The Aquaclip is a lightweight, flexible add-on to…
Source: received it as a sample, freebie, or prize (briangreen.net)
The Aquaclip is a lightweight, flexible add-on to standard bottles that—when snapped into place—provides a way to hang the bottle to something else. Great for anyone who has been frustrated by the need to hand carry a bottle.
- Easy to use
- Low cost
- Long-term durability?
The Aquaclip is a simple device made of recyclable plastic (polycarbonate) that simply snaps onto the neck of a water bottle to provide the bottle with a means of attachment to other things.
A slight twist while the Aquaclip is pressed against the neck of a bottle secures it into place. No, it won't come loose, at least mine didn't when I shook it with my bottle full of water, quite vigorously. Part of the reason is the flexible material used in the Aquaclip's construction; it gives, thereby avoiding a stiffness or brittleness that would result in the plastic snapping under such abuse. Once fastened, the Aquaclip is readily used—on a pack's sternum strap, on a belt, in a pouch, etc.
The Aquaclip is now a permanent fixture on the 20 oz. water bottle I carry with me daily. It clips into the strap of my shoulder bag easily. I've also tested it backpacking, using the Aquaclip to hold the bottle onto my sternum strap. It works equally well here.
My usual system for water bottle carrying on my pack involves a little clip connected to the water bottle that is then attached to a D-ring on my pack; the Aquaclip is definitely faster and easier to use, though a bit heavier. I have also found it convenient to slip into the band of my belt, where is rides beautifully with no problem.
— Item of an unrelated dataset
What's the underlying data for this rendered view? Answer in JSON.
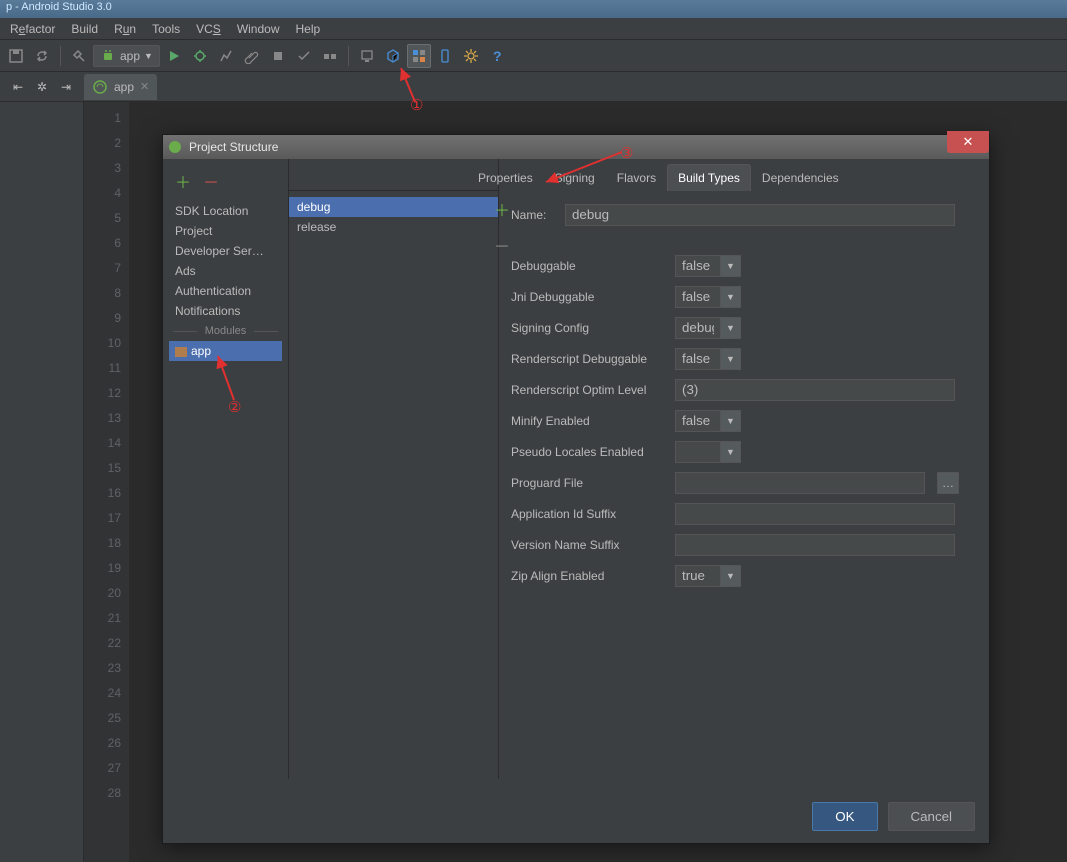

The clip has always held my bottle secure in my daily use and in my backpacking experiences with it. I've tried to get the bottle to detach from the clip through various simulated maneuvers: not shaking it to the limits of my ability, but movements—shaking, twisting, etc.—that reflect the sort of movements I'd expect from the bottle when full and moving with my body. It remained secure.
The clip itself weighs 11g/.38 oz and measures about 3 inches in length on the portion meant to hook onto something else (the part emblazoned with the Aquaclip logo, above), while the portion that attaches to the bottle itself is about 1 1/4 inches--enough to accommodate a range of water bottle sizes.
Construction seems solid enough; this is plastic with some give, not cheap, hard brittle stuff. I don't anticipate this suddenly breaking, but then again I have no way of knowing how long it will last. At its price point, though, that may not be a huge concern.
The Aquaclip comes in sixteen different colors, in both solid and translucent colors.
One feature mentioned on the aquaclip.com web site is a "built-in bottle cap wrench" that has "gripper 'teeth' to open stubborn beverage caps" (see image below).
This is a nice idea, I suppose, but I found it pretty useless when I attempted to use it on a water bottle cap. There simply isn't enough gripping power. But maybe not wholly useless: the material cut away to accommodate the "wrench" is material one doesn't have to carry when weight is an issue. Always a positive way to spin something, right?
In any case, I am pleased with the price (especially since I won it from a blogger in a Facebook contest, but I'd pay $3 for one), design, quality, and utility of this nifty little gadget. Ultralighters may scoff at the added grams, but I find these 11 grams to be quite useful and worth their weight.
I played around a bit with my project backpack (a cheapie I use to experiment with backpack design), sewing flat strapping horizontally across my shoulder straps to provide a hook-in location for the Aquaclip. I already had shock cord loops to hold water bottles to my shoulder straps, but I had been using a somewhat difficult button hook arrangement to attach the bottles to my shoulder straps.
The Aquaclips worked well, slipping into the sleeve of strapping I created while the bottom of the bottle was held secure by the shock cord. I like this arrangement because it also allows be to drop by bag (at camp, for instance) and still carry a water bottle with the Aquaclip on my belt. If you compare the shots below to the one above of the Aquaclip in the sternum strap, you'll note that the method of attaching the clip to the back (below) offers greater security than merely slipping it into the sternum strap. You can see the strap I added in the image below.
Here is how it rides when in use. Note the Aquaclip hooked through the strap and the shock cord cradling the bottom of the bottle. It rides in stable fashion.
I contacted Aquaclip creator Brian Cizek to pass on G00SE's question about whether or not the Aquaclip fit Platy bottles. He sent the follow image of an Aquaclip on one particular Platy bottle (picture courtesy of Brian Cizek; used with permission). I plan to continue testing the Aquaclip, and I will update this review from time to time if noteworthy findings emerge.
Aquaclip water bottle holder. The new beverage bottle carrier converts your bottle into a canteen. Keeping your hands free! Aquaclip-it while you walk, hike, rollerskate, in your car, golf bags, shopping, gardening, camping, strollers and much, much more. Simply snap it, clip it, and go!
- Comfortably slips over waistband or belt
- Has gripper "teeth" to open stubborn beverage caps
- Durable, non-toxic, and recyclable
- Patented and made in USA